Canadian comedy hero Mary Walsh brings some of her classic characters to life in her already completely sold out one-woman show.
Should you see it?
Dancing With Rage is two stories in one; the first is a fairytale about a little girl who grew up next door to her family. The second is all about Marg Delahunty, Princess Warrior. Marg has just found out that she is rapidly going blind and goes searching for the child she gave up after getting knocked up at Expo ’67. Top that off with a heaping helping of topical political humor and Dancing With Rage makes for a very fun production.
There’s no question that Mary Walsh is an extremely charismatic performer. No one can make characters come to life like she can. Throughout the one-woman show, Walsh becomes various members of Marg’s family, a sex-obsessed cab driver, a nun with a speech impediment and more. The climactic scene features at least five characters and a physical scuffle, and at no point does it get confusing. Andy Jones’ co-direction goes a long way in this, but it’s amazing that Walsh barely needs to do more than change her voice and body language to differentiate between her characters.
Walsh’s specialty has always been giving voice to the things that we’re all thinking but are too polite to say out loud, and Dancing With Rage is no different. No politician is safe from Marg’s plastic sword or Walsh’s ferociously witty and timely observations. Walsh isn’t afraid to show some vulnerability as well, especially when she broaches the subject of getting older. Most of her character transformations and costume changes happen right on stage, and it’s an amazing thing to see.
However, Dancing With Rage’s central stories often feel disconnected, like two separate productions stitched together and then padded with funny rants. During one of these rants, I found myself wondering if it had any relation to the plot – only to realize that I didn’t care because I was enjoying the performance so much. I’m just happy to watch Mary Walsh doing what she does best, and I’m sure fans of her work will agree.
Dancing With Rage is hilarious, delightful and carries a surprisingly touching message about motherhood. Good luck getting tickets, though. Dancing With Rage’s run is already completely sold out, so keep an eye out for cancellations!
But that’s just my opinion and I’d like to know what you think. Who was your favorite Mary Walsh character? What did you think of Dancing With Rage’s plot? Let me know in the comments below!
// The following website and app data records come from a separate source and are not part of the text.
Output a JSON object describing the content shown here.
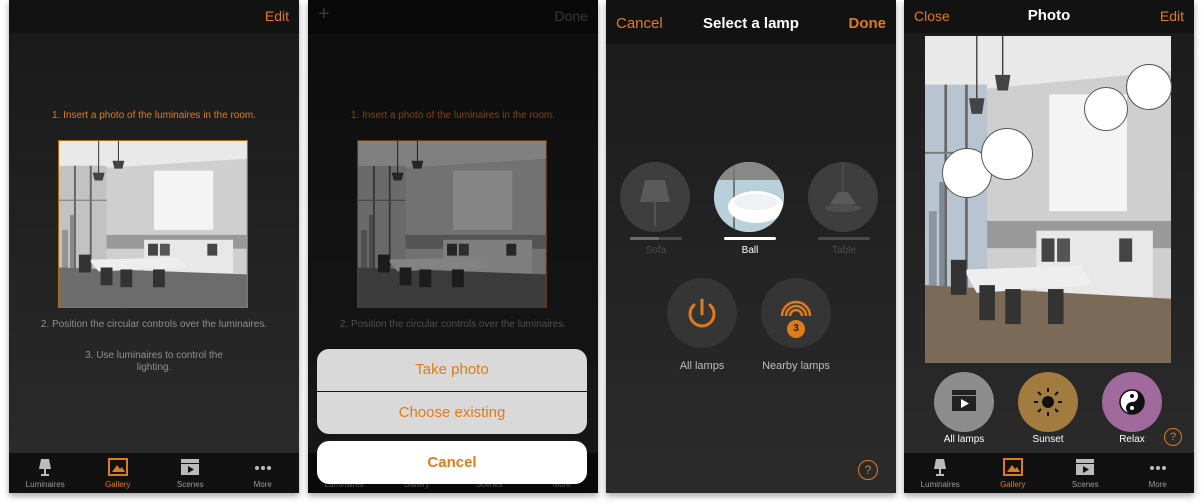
{
  "tabs": [
    {
      "label": "Luminaires",
      "icon": "lamp-icon"
    },
    {
      "label": "Gallery",
      "icon": "gallery-icon"
    },
    {
      "label": "Scenes",
      "icon": "clapper-icon"
    },
    {
      "label": "More",
      "icon": "more-icon"
    }
  ],
  "screen1": {
    "edit_label": "Edit",
    "step1": "1. Insert a photo of the luminaires in the room.",
    "step2": "2. Position the circular controls over the luminaires.",
    "step3": "3. Use luminaires to control the lighting."
  },
  "screen2": {
    "add_label": "+",
    "done_label": "Done",
    "take_photo": "Take photo",
    "choose_existing": "Choose existing",
    "cancel": "Cancel"
  },
  "screen3": {
    "cancel_label": "Cancel",
    "title": "Select a lamp",
    "done_label": "Done",
    "lamps": [
      {
        "label": "Sofa",
        "selected": false
      },
      {
        "label": "Ball",
        "selected": true
      },
      {
        "label": "Table",
        "selected": false
      }
    ],
    "all_lamps": "All lamps",
    "nearby_lamps": "Nearby lamps",
    "nearby_count": "3",
    "help": "?"
  },
  "screen4": {
    "close_label": "Close",
    "title": "Photo",
    "edit_label": "Edit",
    "scenes": [
      {
        "label": "All lamps",
        "color": "#8d8d8d",
        "icon": "clapper-icon"
      },
      {
        "label": "Sunset",
        "color": "#a27b3e",
        "icon": "sun-icon"
      },
      {
        "label": "Relax",
        "color": "#a06a9c",
        "icon": "yin-yang-icon"
      }
    ],
    "help": "?"
  },
  "colors": {
    "accent": "#e07b1a",
    "background": "#1e1e1e"
  }
}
Dancing With Rage runs at the Great Canadian Theatre Company until April 6. Find out more details in our show article.